- **Problem**: Write out the material in full, matching each line exactly.

*** Dataset records

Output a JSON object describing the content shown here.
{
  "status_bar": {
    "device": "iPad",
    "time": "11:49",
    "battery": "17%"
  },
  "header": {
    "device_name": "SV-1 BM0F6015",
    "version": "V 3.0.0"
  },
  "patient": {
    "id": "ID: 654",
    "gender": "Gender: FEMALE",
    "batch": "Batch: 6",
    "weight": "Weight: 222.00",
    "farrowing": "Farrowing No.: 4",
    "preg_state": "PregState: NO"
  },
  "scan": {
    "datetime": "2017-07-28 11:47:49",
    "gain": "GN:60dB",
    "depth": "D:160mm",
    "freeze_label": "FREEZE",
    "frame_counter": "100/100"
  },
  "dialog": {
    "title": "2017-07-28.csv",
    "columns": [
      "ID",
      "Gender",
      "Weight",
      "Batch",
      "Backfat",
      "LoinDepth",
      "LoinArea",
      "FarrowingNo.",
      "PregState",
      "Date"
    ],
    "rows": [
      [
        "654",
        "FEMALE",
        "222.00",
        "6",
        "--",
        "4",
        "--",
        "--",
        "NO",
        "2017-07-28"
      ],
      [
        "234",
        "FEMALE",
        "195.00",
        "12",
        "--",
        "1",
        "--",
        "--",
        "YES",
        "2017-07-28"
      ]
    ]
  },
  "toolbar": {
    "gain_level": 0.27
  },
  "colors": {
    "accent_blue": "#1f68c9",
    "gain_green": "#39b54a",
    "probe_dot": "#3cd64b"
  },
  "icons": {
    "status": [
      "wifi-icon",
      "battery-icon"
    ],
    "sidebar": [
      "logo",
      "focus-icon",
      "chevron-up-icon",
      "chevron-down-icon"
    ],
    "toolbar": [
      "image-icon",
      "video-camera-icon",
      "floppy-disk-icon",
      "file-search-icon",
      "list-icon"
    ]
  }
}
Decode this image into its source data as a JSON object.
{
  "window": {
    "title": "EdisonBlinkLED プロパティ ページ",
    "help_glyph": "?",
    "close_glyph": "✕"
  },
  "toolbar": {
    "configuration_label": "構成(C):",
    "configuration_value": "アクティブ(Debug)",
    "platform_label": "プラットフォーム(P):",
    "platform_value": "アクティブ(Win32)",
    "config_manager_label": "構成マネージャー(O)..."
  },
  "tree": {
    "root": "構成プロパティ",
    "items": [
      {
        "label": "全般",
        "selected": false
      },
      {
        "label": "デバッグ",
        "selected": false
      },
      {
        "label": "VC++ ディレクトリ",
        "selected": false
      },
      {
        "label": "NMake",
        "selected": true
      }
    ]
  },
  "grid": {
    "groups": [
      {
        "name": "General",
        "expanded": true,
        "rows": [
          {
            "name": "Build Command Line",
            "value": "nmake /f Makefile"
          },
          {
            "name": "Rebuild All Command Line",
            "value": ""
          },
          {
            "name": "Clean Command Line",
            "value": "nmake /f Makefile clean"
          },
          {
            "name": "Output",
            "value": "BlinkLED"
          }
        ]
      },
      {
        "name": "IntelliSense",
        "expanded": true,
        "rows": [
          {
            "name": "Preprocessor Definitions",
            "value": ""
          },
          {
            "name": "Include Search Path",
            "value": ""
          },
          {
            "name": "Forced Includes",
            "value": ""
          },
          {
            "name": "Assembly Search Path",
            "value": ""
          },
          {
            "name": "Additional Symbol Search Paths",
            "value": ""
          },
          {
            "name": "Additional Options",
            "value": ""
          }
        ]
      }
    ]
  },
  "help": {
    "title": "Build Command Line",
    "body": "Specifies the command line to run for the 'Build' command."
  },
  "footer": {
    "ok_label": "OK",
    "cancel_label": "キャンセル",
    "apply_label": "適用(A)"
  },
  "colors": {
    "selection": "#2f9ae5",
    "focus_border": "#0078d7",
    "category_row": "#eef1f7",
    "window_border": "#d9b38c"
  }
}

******

- **Written reply**:
Output a JSON object describing the content shown here.
{
  "status_bar": {
    "device": "iPad",
    "time": "11:49",
    "battery": "17%"
  },
  "header": {
    "device_name": "SV-1 BM0F6015",
    "version": "V 3.0.0"
  },
  "patient": {
    "id": "ID: 654",
    "gender": "Gender: FEMALE",
    "batch": "Batch: 6",
    "weight": "Weight: 222.00",
    "farrowing": "Farrowing No.: 4",
    "preg_state": "PregState: NO"
  },
  "scan": {
    "datetime": "2017-07-28 11:47:49",
    "gain": "GN:60dB",
    "depth": "D:160mm",
    "freeze_label": "FREEZE",
    "frame_counter": "100/100"
  },
  "dialog": {
    "title": "2017-07-28.csv",
    "columns": [
      "ID",
      "Gender",
      "Weight",
      "Batch",
      "Backfat",
      "LoinDepth",
      "LoinArea",
      "FarrowingNo.",
      "PregState",
      "Date"
    ],
    "rows": [
      [
        "654",
        "FEMALE",
        "222.00",
        "6",
        "--",
        "4",
        "--",
        "--",
        "NO",
        "2017-07-28"
      ],
      [
        "234",
        "FEMALE",
        "195.00",
        "12",
        "--",
        "1",
        "--",
        "--",
        "YES",
        "2017-07-28"
      ]
    ]
  },
  "toolbar": {
    "gain_level": 0.27
  },
  "colors": {
    "accent_blue": "#1f68c9",
    "gain_green": "#39b54a",
    "probe_dot": "#3cd64b"
  },
  "icons": {
    "status": [
      "wifi-icon",
      "battery-icon"
    ],
    "sidebar": [
      "logo",
      "focus-icon",
      "chevron-up-icon",
      "chevron-down-icon"
    ],
    "toolbar": [
      "image-icon",
      "video-camera-icon",
      "floppy-disk-icon",
      "file-search-icon",
      "list-icon"
    ]
  }
}
Decode this image into its source data as a JSON object.
{
  "window": {
    "title": "EdisonBlinkLED プロパティ ページ",
    "help_glyph": "?",
    "close_glyph": "✕"
  },
  "toolbar": {
    "configuration_label": "構成(C):",
    "configuration_value": "アクティブ(Debug)",
    "platform_label": "プラットフォーム(P):",
    "platform_value": "アクティブ(Win32)",
    "config_manager_label": "構成マネージャー(O)..."
  },
  "tree": {
    "root": "構成プロパティ",
    "items": [
      {
        "label": "全般",
        "selected": false
      },
      {
        "label": "デバッグ",
        "selected": false
      },
      {
        "label": "VC++ ディレクトリ",
        "selected": false
      },
      {
        "label": "NMake",
        "selected": true
      }
    ]
  },
  "grid": {
    "groups": [
      {
        "name": "General",
        "expanded": true,
        "rows": [
          {
            "name": "Build Command Line",
            "value": "nmake /f Makefile"
          },
          {
            "name": "Rebuild All Command Line",
            "value": ""
          },
          {
            "name": "Clean Command Line",
            "value": "nmake /f Makefile clean"
          },
          {
            "name": "Output",
            "value": "BlinkLED"
          }
        ]
      },
      {
        "name": "IntelliSense",
        "expanded": true,
        "rows": [
          {
            "name": "Preprocessor Definitions",
            "value": ""
          },
          {
            "name": "Include Search Path",
            "value": ""
          },
          {
            "name": "Forced Includes",
            "value": ""
          },
          {
            "name": "Assembly Search Path",
            "value": ""
          },
          {
            "name": "Additional Symbol Search Paths",
            "value": ""
          },
          {
            "name": "Additional Options",
            "value": ""
          }
        ]
      }
    ]
  },
  "help": {
    "title": "Build Command Line",
    "body": "Specifies the command line to run for the 'Build' command."
  },
  "footer": {
    "ok_label": "OK",
    "cancel_label": "キャンセル",
    "apply_label": "適用(A)"
  },
  "colors": {
    "selection": "#2f9ae5",
    "focus_border": "#0078d7",
    "category_row": "#eef1f7",
    "window_border": "#d9b38c"
  }
}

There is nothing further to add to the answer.